**Activity**
In the listing below, locate the lines that hold "EmployeeManagerApp" and copy them.
━━━━━━━━━━
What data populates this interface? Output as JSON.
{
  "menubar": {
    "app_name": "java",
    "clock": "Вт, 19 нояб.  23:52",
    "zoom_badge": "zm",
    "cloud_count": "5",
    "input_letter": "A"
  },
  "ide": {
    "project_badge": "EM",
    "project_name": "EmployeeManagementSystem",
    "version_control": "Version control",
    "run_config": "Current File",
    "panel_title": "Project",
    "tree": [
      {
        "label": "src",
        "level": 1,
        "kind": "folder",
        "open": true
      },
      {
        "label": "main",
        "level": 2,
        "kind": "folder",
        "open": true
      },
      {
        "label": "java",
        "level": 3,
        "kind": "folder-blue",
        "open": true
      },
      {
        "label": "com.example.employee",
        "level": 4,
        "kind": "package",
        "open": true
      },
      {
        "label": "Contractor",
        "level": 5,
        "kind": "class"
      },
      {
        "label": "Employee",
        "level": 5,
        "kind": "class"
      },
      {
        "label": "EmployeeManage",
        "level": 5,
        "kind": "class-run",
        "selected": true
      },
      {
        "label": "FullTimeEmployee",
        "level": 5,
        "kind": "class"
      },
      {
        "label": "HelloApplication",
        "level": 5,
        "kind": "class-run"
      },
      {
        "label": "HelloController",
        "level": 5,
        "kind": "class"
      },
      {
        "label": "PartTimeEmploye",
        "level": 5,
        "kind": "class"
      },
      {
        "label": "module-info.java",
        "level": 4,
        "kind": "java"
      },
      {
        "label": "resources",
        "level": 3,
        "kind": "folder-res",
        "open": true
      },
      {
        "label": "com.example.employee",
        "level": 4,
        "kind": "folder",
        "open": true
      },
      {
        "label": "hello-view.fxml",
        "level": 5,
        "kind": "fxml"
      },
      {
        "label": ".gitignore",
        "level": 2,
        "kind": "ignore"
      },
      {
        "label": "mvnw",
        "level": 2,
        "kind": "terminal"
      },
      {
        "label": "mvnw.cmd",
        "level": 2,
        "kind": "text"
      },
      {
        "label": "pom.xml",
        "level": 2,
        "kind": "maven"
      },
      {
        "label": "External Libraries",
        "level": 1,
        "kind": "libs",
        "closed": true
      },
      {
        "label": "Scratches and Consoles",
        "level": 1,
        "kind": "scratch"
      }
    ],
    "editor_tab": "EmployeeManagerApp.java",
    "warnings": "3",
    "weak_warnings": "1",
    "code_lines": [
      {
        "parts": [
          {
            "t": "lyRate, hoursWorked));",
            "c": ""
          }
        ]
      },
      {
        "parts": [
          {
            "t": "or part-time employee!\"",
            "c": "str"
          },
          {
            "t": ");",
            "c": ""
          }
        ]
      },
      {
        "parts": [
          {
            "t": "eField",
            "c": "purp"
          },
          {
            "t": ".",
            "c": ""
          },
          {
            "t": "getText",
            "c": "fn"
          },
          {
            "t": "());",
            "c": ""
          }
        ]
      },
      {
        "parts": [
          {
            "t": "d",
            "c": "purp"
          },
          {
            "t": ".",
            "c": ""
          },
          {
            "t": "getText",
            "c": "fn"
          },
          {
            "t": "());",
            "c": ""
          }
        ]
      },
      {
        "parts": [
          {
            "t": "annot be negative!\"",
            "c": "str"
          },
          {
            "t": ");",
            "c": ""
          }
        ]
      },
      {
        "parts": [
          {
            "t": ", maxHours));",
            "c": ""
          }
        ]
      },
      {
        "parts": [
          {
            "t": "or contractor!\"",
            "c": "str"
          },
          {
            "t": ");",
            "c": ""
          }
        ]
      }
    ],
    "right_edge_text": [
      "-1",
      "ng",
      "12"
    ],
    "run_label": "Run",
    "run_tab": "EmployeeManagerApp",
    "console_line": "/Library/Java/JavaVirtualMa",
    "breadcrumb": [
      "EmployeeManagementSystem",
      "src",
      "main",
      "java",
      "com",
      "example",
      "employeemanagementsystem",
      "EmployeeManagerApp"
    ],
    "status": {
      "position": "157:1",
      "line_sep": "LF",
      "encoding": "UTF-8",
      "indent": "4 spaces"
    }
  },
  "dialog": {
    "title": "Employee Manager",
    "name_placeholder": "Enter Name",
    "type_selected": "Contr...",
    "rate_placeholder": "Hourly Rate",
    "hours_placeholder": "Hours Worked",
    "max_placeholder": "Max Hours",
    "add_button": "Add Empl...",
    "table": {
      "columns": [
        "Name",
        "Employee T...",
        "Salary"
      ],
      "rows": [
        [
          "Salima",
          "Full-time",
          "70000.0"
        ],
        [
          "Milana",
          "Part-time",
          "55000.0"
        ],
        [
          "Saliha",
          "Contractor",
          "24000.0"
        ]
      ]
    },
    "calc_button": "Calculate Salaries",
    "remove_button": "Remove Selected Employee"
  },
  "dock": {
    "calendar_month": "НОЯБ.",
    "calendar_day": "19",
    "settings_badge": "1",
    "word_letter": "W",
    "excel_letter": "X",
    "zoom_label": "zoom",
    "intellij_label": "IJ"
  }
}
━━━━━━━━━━
**Problem solution**
    "editor_tab": "EmployeeManagerApp.java",
    "run_tab": "EmployeeManagerApp",
      "EmployeeManagerApp"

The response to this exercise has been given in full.